> [Records for the task]

#####

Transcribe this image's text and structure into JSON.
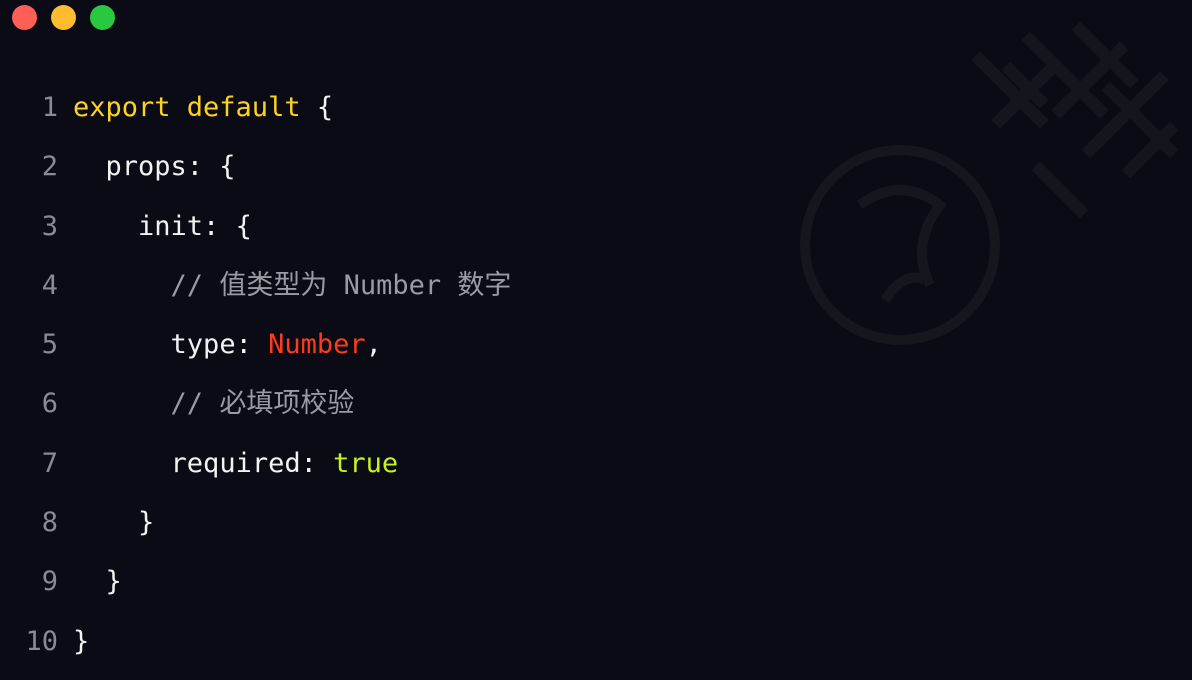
{
  "window": {
    "controls": {
      "close_color": "#ff5f57",
      "minimize_color": "#febc2e",
      "maximize_color": "#28c840"
    }
  },
  "editor": {
    "theme": {
      "background": "#0b0b15",
      "keyword_color": "#ffd21e",
      "comment_color": "#9a9aa4",
      "type_color": "#ff3b1a",
      "boolean_color": "#c6f01e",
      "text_color": "#f2f2f2",
      "line_number_color": "#8a8a94"
    },
    "lines": [
      {
        "number": "1",
        "indent": "",
        "tokens": [
          {
            "t": "export default",
            "c": "kw"
          },
          {
            "t": " {",
            "c": "tx"
          }
        ]
      },
      {
        "number": "2",
        "indent": "  ",
        "tokens": [
          {
            "t": "props: {",
            "c": "tx"
          }
        ]
      },
      {
        "number": "3",
        "indent": "    ",
        "tokens": [
          {
            "t": "init: {",
            "c": "tx"
          }
        ]
      },
      {
        "number": "4",
        "indent": "      ",
        "tokens": [
          {
            "t": "// 值类型为 Number 数字",
            "c": "cm"
          }
        ]
      },
      {
        "number": "5",
        "indent": "      ",
        "tokens": [
          {
            "t": "type: ",
            "c": "tx"
          },
          {
            "t": "Number",
            "c": "num"
          },
          {
            "t": ",",
            "c": "tx"
          }
        ]
      },
      {
        "number": "6",
        "indent": "      ",
        "tokens": [
          {
            "t": "// 必填项校验",
            "c": "cm"
          }
        ]
      },
      {
        "number": "7",
        "indent": "      ",
        "tokens": [
          {
            "t": "required: ",
            "c": "tx"
          },
          {
            "t": "true",
            "c": "bool"
          }
        ]
      },
      {
        "number": "8",
        "indent": "    ",
        "tokens": [
          {
            "t": "}",
            "c": "tx"
          }
        ]
      },
      {
        "number": "9",
        "indent": "  ",
        "tokens": [
          {
            "t": "}",
            "c": "tx"
          }
        ]
      },
      {
        "number": "10",
        "indent": "",
        "tokens": [
          {
            "t": "}",
            "c": "tx"
          }
        ]
      }
    ]
  }
}
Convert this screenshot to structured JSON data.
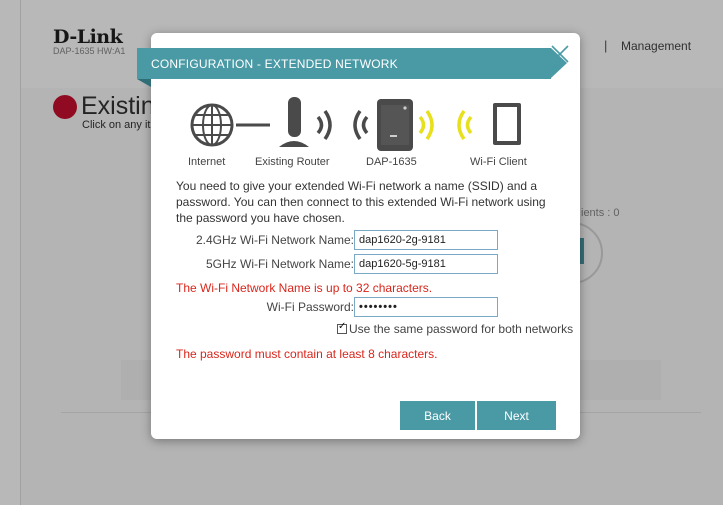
{
  "background": {
    "brand": "D-Link",
    "model": "DAP-1635   HW:A1",
    "menu_separator": "|",
    "menu_management": "Management",
    "page_heading": "Existing",
    "page_hint": "Click on any it",
    "clients_label": "ients : 0"
  },
  "modal": {
    "title": "CONFIGURATION - EXTENDED NETWORK",
    "diagram": {
      "internet_label": "Internet",
      "router_label": "Existing Router",
      "extender_label": "DAP-1635",
      "client_label": "Wi-Fi Client"
    },
    "intro_text": "You need to give your extended Wi-Fi network a name (SSID) and a password. You can then connect to this extended Wi-Fi network using the password you have chosen.",
    "ssid_24_label": "2.4GHz Wi-Fi Network Name:",
    "ssid_24_value": "dap1620-2g-9181",
    "ssid_5_label": "5GHz Wi-Fi Network Name:",
    "ssid_5_value": "dap1620-5g-9181",
    "ssid_error": "The Wi-Fi Network Name is up to 32 characters.",
    "password_label": "Wi-Fi Password:",
    "password_value": "••••••••",
    "same_password_label": "Use the same password for both networks",
    "same_password_checked": true,
    "password_error": "The password must contain at least 8 characters.",
    "back_label": "Back",
    "next_label": "Next"
  },
  "colors": {
    "accent": "#4a9aa6",
    "error": "#d9261c",
    "status_dot": "#c8102e",
    "signal_gray": "#4a4a4a",
    "signal_yellow": "#e8e01c"
  },
  "icons": [
    "globe-icon",
    "router-icon",
    "extender-icon",
    "tablet-icon",
    "close-icon",
    "checkbox-icon"
  ]
}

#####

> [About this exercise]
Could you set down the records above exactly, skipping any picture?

> [Completed task]
Transcribe this image's text and structure into JSON.
{
  "window": {
    "controls": {
      "close_color": "#ff5f57",
      "minimize_color": "#febc2e",
      "maximize_color": "#28c840"
    }
  },
  "editor": {
    "theme": {
      "background": "#0b0b15",
      "keyword_color": "#ffd21e",
      "comment_color": "#9a9aa4",
      "type_color": "#ff3b1a",
      "boolean_color": "#c6f01e",
      "text_color": "#f2f2f2",
      "line_number_color": "#8a8a94"
    },
    "lines": [
      {
        "number": "1",
        "indent": "",
        "tokens": [
          {
            "t": "export default",
            "c": "kw"
          },
          {
            "t": " {",
            "c": "tx"
          }
        ]
      },
      {
        "number": "2",
        "indent": "  ",
        "tokens": [
          {
            "t": "props: {",
            "c": "tx"
          }
        ]
      },
      {
        "number": "3",
        "indent": "    ",
        "tokens": [
          {
            "t": "init: {",
            "c": "tx"
          }
        ]
      },
      {
        "number": "4",
        "indent": "      ",
        "tokens": [
          {
            "t": "// 值类型为 Number 数字",
            "c": "cm"
          }
        ]
      },
      {
        "number": "5",
        "indent": "      ",
        "tokens": [
          {
            "t": "type: ",
            "c": "tx"
          },
          {
            "t": "Number",
            "c": "num"
          },
          {
            "t": ",",
            "c": "tx"
          }
        ]
      },
      {
        "number": "6",
        "indent": "      ",
        "tokens": [
          {
            "t": "// 必填项校验",
            "c": "cm"
          }
        ]
      },
      {
        "number": "7",
        "indent": "      ",
        "tokens": [
          {
            "t": "required: ",
            "c": "tx"
          },
          {
            "t": "true",
            "c": "bool"
          }
        ]
      },
      {
        "number": "8",
        "indent": "    ",
        "tokens": [
          {
            "t": "}",
            "c": "tx"
          }
        ]
      },
      {
        "number": "9",
        "indent": "  ",
        "tokens": [
          {
            "t": "}",
            "c": "tx"
          }
        ]
      },
      {
        "number": "10",
        "indent": "",
        "tokens": [
          {
            "t": "}",
            "c": "tx"
          }
        ]
      }
    ]
  }
}
Convert this screenshot to structured JSON data.
{
  "background": {
    "brand": "D-Link",
    "model": "DAP-1635   HW:A1",
    "menu_separator": "|",
    "menu_management": "Management",
    "page_heading": "Existing",
    "page_hint": "Click on any it",
    "clients_label": "ients : 0"
  },
  "modal": {
    "title": "CONFIGURATION - EXTENDED NETWORK",
    "diagram": {
      "internet_label": "Internet",
      "router_label": "Existing Router",
      "extender_label": "DAP-1635",
      "client_label": "Wi-Fi Client"
    },
    "intro_text": "You need to give your extended Wi-Fi network a name (SSID) and a password. You can then connect to this extended Wi-Fi network using the password you have chosen.",
    "ssid_24_label": "2.4GHz Wi-Fi Network Name:",
    "ssid_24_value": "dap1620-2g-9181",
    "ssid_5_label": "5GHz Wi-Fi Network Name:",
    "ssid_5_value": "dap1620-5g-9181",
    "ssid_error": "The Wi-Fi Network Name is up to 32 characters.",
    "password_label": "Wi-Fi Password:",
    "password_value": "••••••••",
    "same_password_label": "Use the same password for both networks",
    "same_password_checked": true,
    "password_error": "The password must contain at least 8 characters.",
    "back_label": "Back",
    "next_label": "Next"
  },
  "colors": {
    "accent": "#4a9aa6",
    "error": "#d9261c",
    "status_dot": "#c8102e",
    "signal_gray": "#4a4a4a",
    "signal_yellow": "#e8e01c"
  },
  "icons": [
    "globe-icon",
    "router-icon",
    "extender-icon",
    "tablet-icon",
    "close-icon",
    "checkbox-icon"
  ]
}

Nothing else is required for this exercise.